As an advocate of new music, I regularly integrate extended techniques into applied flute lessons. Beat boxing, as an art now being popularized in the flute community, has been a great resource in developing better rhythmic integrity in my students. This kind of engagement challenges students to be involved in a way that pushes the limits of their comfort zones. As an example, in lessons I will occasionally beatbox off beats to expose the unevenness and compression of 16th note passages in Mozart’s G Major Concerto for Flute and Orchestra. In lessons, students also have the opportunity to beatbox their own orchestral ostinato accompaniment. After recording their ostinatos, students go home and perform the solo of their favorite concerto to their own self created “orchestral” rhythmic background. This interactive approach to exploring rhythm helps students audiate the music when they are playing by themselves in campus and regional auditions. My students also are involved in the practice of singing while playing. This exploration of the oral cavity not only opens the sound but also engages flute students in a playful discovery of new sounds and techniques. Extended techniques empower students to take risks and to explore the possibilities of sound with a never ending curiosity.
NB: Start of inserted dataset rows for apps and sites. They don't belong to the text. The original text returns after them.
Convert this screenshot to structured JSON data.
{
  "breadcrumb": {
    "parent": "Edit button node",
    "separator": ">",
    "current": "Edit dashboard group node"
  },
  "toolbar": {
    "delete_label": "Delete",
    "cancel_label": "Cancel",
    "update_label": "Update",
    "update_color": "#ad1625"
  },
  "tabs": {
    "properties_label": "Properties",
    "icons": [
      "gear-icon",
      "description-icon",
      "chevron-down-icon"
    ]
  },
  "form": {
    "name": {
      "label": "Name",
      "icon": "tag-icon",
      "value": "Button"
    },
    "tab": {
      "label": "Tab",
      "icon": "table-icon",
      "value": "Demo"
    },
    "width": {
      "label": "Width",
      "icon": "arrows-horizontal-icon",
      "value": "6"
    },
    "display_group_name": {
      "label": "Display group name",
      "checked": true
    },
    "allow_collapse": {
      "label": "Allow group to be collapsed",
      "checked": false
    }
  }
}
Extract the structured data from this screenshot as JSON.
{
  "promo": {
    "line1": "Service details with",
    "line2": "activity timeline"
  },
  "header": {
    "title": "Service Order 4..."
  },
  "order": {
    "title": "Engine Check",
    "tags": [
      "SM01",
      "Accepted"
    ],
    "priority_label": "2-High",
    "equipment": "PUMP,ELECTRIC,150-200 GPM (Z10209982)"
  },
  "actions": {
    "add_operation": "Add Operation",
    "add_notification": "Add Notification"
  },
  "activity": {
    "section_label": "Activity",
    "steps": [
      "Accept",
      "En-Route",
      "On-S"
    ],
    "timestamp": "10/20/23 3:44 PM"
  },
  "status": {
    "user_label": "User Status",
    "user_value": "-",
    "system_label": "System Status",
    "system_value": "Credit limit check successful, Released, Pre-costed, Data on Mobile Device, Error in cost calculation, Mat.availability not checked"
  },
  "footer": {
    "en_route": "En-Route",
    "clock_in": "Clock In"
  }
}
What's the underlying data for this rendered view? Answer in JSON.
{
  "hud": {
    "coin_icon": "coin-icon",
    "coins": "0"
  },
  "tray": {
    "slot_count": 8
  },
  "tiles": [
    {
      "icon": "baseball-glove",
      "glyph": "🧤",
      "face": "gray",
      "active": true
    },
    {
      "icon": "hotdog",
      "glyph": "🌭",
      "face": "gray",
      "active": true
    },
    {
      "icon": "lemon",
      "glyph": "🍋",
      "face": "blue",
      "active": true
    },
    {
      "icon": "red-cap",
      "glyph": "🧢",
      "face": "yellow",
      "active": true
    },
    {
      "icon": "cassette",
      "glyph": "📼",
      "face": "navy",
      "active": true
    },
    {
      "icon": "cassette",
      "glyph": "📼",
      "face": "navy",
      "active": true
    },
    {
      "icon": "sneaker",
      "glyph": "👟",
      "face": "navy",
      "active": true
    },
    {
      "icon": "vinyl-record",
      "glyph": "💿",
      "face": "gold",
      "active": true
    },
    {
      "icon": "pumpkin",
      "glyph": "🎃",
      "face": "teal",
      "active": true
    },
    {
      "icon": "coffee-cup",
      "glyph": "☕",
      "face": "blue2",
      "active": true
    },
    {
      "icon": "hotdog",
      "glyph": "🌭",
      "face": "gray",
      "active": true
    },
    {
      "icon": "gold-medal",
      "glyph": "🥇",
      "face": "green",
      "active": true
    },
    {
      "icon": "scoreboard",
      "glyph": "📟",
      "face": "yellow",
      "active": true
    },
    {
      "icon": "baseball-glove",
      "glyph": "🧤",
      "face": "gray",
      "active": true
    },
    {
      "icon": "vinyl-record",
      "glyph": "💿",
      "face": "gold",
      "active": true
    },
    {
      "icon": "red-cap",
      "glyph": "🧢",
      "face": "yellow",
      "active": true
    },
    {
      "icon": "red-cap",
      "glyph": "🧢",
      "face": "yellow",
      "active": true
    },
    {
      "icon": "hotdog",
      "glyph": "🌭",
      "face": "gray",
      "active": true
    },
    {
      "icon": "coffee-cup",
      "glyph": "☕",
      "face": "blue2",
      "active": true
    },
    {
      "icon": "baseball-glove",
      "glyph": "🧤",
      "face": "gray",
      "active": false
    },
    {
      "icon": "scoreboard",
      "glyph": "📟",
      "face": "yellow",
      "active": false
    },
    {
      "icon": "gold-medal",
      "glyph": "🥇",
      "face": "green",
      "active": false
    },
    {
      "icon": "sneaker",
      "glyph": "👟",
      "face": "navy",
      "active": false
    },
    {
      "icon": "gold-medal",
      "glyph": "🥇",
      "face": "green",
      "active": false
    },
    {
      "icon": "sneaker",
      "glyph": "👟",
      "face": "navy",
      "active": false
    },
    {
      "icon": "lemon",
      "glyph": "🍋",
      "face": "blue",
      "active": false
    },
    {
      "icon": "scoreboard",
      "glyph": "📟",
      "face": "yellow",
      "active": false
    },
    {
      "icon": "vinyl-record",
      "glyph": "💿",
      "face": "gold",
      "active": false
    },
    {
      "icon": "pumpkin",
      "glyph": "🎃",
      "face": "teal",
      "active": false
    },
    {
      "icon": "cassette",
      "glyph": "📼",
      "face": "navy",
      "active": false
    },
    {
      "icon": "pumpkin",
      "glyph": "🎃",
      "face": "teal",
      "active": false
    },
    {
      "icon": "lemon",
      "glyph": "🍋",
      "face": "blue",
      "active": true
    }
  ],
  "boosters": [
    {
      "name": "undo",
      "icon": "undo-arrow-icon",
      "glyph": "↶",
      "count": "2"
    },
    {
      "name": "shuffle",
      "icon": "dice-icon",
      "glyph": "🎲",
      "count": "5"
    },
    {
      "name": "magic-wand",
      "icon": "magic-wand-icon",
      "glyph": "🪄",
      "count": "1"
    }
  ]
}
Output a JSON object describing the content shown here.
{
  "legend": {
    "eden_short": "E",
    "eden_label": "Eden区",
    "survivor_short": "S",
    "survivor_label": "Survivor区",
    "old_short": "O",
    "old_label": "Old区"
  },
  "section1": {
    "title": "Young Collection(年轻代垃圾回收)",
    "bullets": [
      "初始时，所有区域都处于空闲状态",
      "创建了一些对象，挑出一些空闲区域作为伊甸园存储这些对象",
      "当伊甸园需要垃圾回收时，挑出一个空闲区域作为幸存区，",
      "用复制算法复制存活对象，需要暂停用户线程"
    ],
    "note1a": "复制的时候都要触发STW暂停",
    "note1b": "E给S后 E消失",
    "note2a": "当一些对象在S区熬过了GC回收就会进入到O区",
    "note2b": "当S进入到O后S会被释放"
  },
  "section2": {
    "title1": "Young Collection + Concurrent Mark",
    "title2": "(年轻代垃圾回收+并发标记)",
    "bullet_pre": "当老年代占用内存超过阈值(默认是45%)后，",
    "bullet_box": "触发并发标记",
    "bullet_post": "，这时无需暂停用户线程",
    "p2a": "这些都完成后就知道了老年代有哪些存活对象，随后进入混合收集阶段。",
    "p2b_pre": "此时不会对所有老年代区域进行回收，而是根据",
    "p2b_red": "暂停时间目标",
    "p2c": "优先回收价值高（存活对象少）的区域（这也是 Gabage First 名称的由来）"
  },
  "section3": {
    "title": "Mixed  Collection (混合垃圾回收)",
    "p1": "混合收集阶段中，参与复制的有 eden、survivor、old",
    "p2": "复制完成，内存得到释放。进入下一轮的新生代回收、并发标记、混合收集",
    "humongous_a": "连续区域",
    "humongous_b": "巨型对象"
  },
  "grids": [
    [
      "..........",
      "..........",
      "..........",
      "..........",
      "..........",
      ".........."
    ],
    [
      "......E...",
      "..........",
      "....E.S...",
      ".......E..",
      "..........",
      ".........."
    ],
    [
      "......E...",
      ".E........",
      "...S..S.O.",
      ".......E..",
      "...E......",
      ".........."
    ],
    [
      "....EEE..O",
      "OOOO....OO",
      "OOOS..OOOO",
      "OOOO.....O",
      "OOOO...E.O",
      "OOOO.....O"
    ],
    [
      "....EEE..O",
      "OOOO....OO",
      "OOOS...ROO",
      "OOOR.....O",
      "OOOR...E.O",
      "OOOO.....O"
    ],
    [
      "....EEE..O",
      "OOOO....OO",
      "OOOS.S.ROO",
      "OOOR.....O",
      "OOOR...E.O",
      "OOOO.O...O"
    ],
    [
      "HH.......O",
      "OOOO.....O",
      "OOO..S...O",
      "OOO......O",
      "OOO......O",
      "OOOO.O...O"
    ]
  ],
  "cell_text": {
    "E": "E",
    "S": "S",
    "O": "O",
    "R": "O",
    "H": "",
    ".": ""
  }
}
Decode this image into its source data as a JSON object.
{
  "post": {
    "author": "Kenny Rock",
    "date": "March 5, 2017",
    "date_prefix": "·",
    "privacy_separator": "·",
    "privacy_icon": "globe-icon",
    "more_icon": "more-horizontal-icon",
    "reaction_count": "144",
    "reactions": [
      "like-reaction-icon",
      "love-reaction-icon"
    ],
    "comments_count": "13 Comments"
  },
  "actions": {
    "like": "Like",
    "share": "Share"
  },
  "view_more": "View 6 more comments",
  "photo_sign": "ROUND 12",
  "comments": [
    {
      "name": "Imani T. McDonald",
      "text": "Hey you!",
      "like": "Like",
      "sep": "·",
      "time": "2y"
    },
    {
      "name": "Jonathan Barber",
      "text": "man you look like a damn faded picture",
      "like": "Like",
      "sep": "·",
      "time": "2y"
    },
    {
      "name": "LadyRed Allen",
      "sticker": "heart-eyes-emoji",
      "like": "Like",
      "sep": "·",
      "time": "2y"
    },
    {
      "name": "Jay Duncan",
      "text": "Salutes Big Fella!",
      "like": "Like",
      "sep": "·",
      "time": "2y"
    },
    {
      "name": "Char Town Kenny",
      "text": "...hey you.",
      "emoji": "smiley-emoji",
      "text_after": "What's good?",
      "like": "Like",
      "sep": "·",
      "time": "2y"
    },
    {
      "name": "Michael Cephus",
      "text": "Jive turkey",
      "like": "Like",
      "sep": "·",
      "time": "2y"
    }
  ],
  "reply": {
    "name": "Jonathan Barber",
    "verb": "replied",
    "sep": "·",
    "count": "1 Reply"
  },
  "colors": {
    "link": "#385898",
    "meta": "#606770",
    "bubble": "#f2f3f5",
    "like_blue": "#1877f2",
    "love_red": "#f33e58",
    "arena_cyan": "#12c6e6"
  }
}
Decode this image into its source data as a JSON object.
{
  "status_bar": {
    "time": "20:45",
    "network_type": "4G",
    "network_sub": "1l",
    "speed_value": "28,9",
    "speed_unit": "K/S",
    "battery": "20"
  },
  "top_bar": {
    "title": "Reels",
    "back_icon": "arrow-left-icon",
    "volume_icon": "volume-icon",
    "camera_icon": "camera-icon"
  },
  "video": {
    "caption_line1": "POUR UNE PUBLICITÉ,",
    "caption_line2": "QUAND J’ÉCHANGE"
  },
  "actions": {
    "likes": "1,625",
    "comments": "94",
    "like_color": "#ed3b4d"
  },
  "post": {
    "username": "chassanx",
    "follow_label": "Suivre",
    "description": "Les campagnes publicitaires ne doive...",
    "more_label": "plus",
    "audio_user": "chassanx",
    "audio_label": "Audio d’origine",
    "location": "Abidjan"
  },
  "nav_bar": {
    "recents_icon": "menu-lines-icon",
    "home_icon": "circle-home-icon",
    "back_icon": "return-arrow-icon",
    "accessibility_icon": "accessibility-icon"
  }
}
In the passing years, I have realized that I am most passionate about keeping students mentally and emotionally engaged in the music-making process. Although involvement is a topic that is often oversimplified, it represents the universal entry point for all learners embarking on a professional journey in music or not. I am also dedicated to recognizing the individual goals and interests of students as an equally important part of their education. In a co-partnership my teaching facilitates a personalized learning. In the spirit of self discovery, students have the freedom to explore and question new techniques and concepts so that they can ultimately determine their own path and experience with music.